Use a budgeting app or choose one way to make all your purchases — a debit card or a credit card that you pay off each month — so you can easily track spending. Say you notice you’re really going to town on Lyft and Uber. Designate one weekend a month when you can hail a cab to your heart’s content, and use public transportation or other means the rest of the time.
2. Letting friends set the agenda
You’ll need serious willpower to avoid trying to keep up with friends who make more money than you, and who want to go out for drinks or dinner at places you can’t afford. When you make plans, get in the habit of being the one to suggest where you’ll meet, and be honest; a brief “I’m on a budget, so let’s check out that free Friday night event at the museum” will suffice.
3. Not realizing time is on your side — to save
Yes, you will probably make more money in the future. That doesn’t mean you should wait until then to save in your company’s 401(k). Do it now and you’ll build a habit; wait too long and saving will feel like cutting back.

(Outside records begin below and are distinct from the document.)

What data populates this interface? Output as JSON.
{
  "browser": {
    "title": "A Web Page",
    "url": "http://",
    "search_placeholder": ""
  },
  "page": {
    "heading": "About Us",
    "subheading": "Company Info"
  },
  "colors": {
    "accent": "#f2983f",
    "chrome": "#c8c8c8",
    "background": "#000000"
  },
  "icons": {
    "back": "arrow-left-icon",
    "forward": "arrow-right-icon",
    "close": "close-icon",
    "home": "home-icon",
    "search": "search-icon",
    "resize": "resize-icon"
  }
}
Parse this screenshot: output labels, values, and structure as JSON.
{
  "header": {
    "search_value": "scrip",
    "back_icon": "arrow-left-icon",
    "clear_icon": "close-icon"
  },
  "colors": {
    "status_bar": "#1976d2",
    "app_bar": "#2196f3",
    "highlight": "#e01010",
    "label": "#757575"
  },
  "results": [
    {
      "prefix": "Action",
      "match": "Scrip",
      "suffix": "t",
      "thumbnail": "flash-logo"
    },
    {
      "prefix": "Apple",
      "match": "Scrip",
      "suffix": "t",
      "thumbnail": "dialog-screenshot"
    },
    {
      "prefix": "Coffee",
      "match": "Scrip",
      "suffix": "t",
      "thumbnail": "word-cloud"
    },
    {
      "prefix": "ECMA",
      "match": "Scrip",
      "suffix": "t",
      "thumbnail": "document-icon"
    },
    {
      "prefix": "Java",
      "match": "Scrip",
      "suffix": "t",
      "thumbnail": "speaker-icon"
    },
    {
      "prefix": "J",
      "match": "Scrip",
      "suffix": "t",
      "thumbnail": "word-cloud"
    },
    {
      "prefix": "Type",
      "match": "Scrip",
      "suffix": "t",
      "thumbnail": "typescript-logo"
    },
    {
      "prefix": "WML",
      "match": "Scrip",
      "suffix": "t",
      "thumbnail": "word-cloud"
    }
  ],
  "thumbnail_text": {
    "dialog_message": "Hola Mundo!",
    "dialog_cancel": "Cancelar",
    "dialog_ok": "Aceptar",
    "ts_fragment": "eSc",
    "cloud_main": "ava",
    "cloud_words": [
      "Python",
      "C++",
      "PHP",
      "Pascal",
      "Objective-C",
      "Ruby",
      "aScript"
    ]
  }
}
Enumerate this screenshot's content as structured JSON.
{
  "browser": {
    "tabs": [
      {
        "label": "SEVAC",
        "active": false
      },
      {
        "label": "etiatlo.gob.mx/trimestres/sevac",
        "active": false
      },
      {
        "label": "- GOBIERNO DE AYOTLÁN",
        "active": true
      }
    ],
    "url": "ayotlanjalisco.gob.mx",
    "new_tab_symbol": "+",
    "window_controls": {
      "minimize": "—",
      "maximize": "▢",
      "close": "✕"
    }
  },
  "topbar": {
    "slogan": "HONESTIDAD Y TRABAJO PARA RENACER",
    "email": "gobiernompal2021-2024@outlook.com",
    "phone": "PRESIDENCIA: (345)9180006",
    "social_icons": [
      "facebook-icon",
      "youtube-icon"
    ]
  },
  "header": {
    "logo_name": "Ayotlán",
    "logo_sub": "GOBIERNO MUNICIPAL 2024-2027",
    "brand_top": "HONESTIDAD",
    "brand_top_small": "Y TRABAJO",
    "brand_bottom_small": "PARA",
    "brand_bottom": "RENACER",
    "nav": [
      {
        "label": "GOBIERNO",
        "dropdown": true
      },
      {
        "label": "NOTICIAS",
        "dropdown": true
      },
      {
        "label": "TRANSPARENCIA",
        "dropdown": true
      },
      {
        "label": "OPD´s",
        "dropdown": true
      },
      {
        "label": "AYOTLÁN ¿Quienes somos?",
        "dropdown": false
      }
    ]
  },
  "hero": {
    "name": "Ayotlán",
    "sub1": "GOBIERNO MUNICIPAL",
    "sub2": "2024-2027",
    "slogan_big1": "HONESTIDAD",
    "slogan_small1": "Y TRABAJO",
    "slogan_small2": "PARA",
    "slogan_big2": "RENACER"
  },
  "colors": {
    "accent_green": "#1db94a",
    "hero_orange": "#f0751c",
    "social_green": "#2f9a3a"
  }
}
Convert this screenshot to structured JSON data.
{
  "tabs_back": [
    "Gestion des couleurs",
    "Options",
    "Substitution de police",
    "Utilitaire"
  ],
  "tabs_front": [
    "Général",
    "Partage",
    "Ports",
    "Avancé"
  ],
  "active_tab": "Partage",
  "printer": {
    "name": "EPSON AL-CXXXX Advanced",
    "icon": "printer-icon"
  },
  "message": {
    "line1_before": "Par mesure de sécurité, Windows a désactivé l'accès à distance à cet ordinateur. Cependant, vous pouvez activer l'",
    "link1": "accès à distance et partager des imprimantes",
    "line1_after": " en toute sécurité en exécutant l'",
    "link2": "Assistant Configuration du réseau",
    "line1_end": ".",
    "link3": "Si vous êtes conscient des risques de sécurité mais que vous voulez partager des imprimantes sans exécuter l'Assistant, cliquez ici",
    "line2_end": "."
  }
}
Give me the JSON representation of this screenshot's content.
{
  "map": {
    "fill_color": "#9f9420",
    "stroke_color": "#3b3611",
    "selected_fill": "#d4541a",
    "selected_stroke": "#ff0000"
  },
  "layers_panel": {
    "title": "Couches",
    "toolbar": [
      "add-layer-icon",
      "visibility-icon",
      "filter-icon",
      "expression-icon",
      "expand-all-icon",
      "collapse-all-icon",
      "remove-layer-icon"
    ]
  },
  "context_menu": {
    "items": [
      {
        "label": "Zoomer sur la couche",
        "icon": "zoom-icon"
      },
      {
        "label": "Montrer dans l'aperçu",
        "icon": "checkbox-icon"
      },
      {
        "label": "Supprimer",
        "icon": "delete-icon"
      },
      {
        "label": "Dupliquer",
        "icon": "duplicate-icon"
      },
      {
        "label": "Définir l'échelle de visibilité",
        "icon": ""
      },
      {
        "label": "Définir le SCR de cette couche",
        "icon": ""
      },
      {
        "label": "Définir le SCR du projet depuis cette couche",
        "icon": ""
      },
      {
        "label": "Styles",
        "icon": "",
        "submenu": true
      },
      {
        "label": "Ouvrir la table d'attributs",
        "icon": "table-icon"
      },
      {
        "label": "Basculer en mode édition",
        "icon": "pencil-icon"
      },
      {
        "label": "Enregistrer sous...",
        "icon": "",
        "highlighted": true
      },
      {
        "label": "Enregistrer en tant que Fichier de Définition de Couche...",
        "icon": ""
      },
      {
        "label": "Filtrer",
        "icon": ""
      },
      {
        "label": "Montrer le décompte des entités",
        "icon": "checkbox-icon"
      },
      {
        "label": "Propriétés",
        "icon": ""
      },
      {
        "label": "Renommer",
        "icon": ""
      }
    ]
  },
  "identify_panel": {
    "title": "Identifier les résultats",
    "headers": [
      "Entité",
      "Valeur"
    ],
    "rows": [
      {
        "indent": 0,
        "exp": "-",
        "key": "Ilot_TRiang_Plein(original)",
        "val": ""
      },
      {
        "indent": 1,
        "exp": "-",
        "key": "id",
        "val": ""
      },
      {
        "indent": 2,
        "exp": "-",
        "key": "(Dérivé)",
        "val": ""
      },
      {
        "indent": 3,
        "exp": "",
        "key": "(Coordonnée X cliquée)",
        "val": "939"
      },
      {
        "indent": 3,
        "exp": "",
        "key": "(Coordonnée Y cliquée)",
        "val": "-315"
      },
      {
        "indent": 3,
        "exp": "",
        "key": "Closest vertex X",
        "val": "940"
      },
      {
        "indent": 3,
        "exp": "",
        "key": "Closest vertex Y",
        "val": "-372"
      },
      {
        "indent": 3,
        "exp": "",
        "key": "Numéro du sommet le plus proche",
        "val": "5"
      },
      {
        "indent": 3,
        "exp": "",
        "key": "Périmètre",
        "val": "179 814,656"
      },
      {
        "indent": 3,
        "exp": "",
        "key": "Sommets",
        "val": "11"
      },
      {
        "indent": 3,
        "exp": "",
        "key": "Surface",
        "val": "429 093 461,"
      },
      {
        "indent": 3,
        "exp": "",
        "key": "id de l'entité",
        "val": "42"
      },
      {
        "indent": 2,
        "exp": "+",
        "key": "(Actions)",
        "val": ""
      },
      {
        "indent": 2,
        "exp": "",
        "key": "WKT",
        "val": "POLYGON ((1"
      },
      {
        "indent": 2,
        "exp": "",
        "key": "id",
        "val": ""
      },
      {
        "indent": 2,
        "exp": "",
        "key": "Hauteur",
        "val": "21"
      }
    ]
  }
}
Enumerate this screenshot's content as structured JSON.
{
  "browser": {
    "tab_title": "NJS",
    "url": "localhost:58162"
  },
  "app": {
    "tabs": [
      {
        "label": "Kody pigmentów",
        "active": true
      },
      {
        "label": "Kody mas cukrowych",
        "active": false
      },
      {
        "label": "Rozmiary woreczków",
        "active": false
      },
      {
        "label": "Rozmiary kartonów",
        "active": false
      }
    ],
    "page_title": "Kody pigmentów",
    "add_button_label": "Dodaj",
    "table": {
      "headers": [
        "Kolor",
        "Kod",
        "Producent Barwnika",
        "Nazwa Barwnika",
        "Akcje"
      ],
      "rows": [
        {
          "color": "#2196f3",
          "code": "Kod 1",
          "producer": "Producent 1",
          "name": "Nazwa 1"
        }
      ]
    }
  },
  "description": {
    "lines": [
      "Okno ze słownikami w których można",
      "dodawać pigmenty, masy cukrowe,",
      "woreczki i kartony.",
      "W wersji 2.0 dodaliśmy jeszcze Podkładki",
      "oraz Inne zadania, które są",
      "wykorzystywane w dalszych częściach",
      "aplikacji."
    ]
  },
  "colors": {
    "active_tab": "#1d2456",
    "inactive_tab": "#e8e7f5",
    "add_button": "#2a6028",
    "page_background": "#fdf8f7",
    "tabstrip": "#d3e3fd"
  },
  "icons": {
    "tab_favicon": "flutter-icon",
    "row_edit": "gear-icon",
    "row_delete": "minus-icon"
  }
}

“It’s a lot easier to start right at the beginning, because it only hurts for the first couple of weeks, and then you’re used to it,” Gajkowski says.
You’ll be richer if you start now. Save $200 a month starting at age 23, and at a 6% rate of return you could have about $425,000 at 65; start at 33 and you’d have about half that.
4. Jumping on quick student loan fixes
In the first quarter of this year, 2.6 million federal student loan borrowers paused their monthly payments through forbearance, according to government data.
In forbearance, payments are halted, but interest accrues. You’re in the hole a little deeper every day. That’s why it should be a last-ditch option for borrowers who’ve hit rough times.
Instead, ask your student loan servicer if you qualify for deferment first, since subsidized federal loans won’t accrue interest in the meantime. If not, in most cases, opt for an income-driven repayment plan, says Kevin Fudge, director of consumer advocacy at the nonprofit research and counseling organization American Student Assistance. Your bill will be in proportion to your income, and if you need a lower payment indefinitely, your balance will be forgiven after 20 or 25 years.
5. Digging deeper into debt for grad school
Going to graduate school is more and more common: In 2015, 12% of adults age 25 and older had a graduate degree, compared with 8% in 1995, according to the Urban Institute. But grad school is not always a sure way to have more financial flexibility in the future, especially if you need to take out more loans to go.
Exhaust other ways to pay first, like attending part time and taking advantage of tuition assistance from work. Adding to existing student loan debt isn’t something you should do lightly; use a student loan calculator to see what you’ll pay after you’re settled in your shiny new job after graduation. It may shock you.
This article was written by NerdWallet and was originally published by The Associated Press.